Australian Attitudes Towards Privacy of Information: Will COVID-19 Make a Difference? - Human Aspects of Information Security and Assurance Access content directly
Conference Papers Year : 2020

Australian Attitudes Towards Privacy of Information: Will COVID-19 Make a Difference?

Leah Shanley
  • Function : Author
  • PersonId : 1133739

Abstract

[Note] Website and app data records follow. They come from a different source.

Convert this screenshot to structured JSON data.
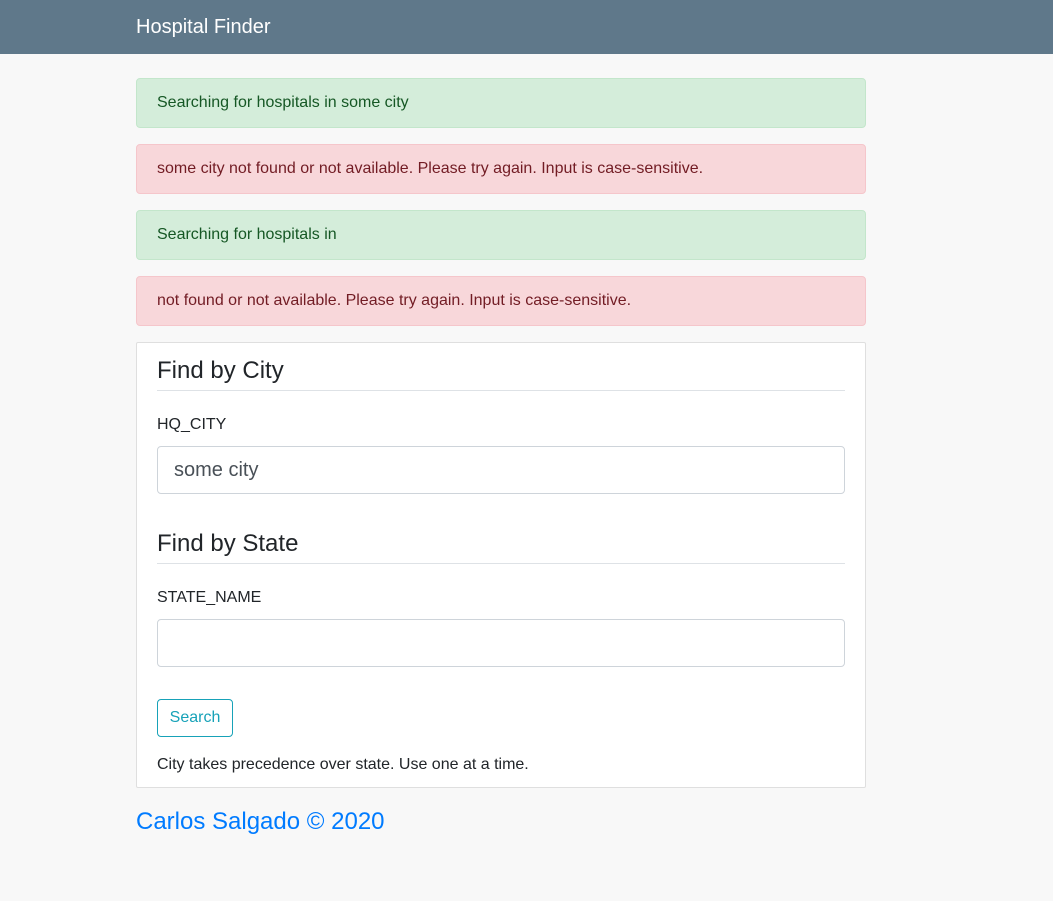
{
  "navbar": {
    "brand": "Hospital Finder"
  },
  "alerts": [
    {
      "type": "success",
      "text": "Searching for hospitals in some city"
    },
    {
      "type": "danger",
      "text": "some city not found or not available. Please try again. Input is case-sensitive."
    },
    {
      "type": "success",
      "text": "Searching for hospitals in"
    },
    {
      "type": "danger",
      "text": "not found or not available. Please try again. Input is case-sensitive."
    }
  ],
  "form": {
    "city_section_title": "Find by City",
    "city_label": "HQ_CITY",
    "city_value": "some city",
    "state_section_title": "Find by State",
    "state_label": "STATE_NAME",
    "state_value": "",
    "search_button": "Search",
    "help_text": "City takes precedence over state. Use one at a time."
  },
  "footer": {
    "text": "Carlos Salgado © 2020"
  },
  "colors": {
    "navbar": "#5f788a",
    "success_bg": "#d4edda",
    "danger_bg": "#f8d7da",
    "button_accent": "#17a2b8",
    "footer_link": "#007bff"
  }
}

There has always been tension between security needs (as expressed by a nation-state) and privacy needs (as expressed by the citizens of said nation-state). Achieving this balance is perhaps one of the goals of statecraft. Terrorist attacks tend to shift the balance towards security, whilst proponents of civil liberties tend to want to move the balance in the other direction. We examine Australian attitudes to privacy in the light of the COVID-19 pandemic and consider whether the effect of the pandemic is likely to change Australian’s perception of their fundamental right to privacy, as determined by law, enabled by technology and shaped by human concerns.
Fichier principal
Vignette du fichier
497442_1_En_1_Chapter.pdf (284.17 Ko) Télécharger le fichier
Origin : Files produced by the author(s)

Dates and versions

hal-03657729 , version 1 (03-05-2022)

Licence

Attribution

Identifiers

Cite

Leah Shanley, Michael N. Johnstone, Michael Crowley, Patryk Szewczyk. Australian Attitudes Towards Privacy of Information: Will COVID-19 Make a Difference?. 14th International Symposium on Human Aspects of Information Security and Assurance (HAISA), Jul 2020, Mytilene, Lesbos, Greece. pp.3-15, ⟨10.1007/978-3-030-57404-8_1⟩. ⟨hal-03657729⟩
20 View
13 Download

Altmetric

Share

Gmail Facebook X LinkedIn More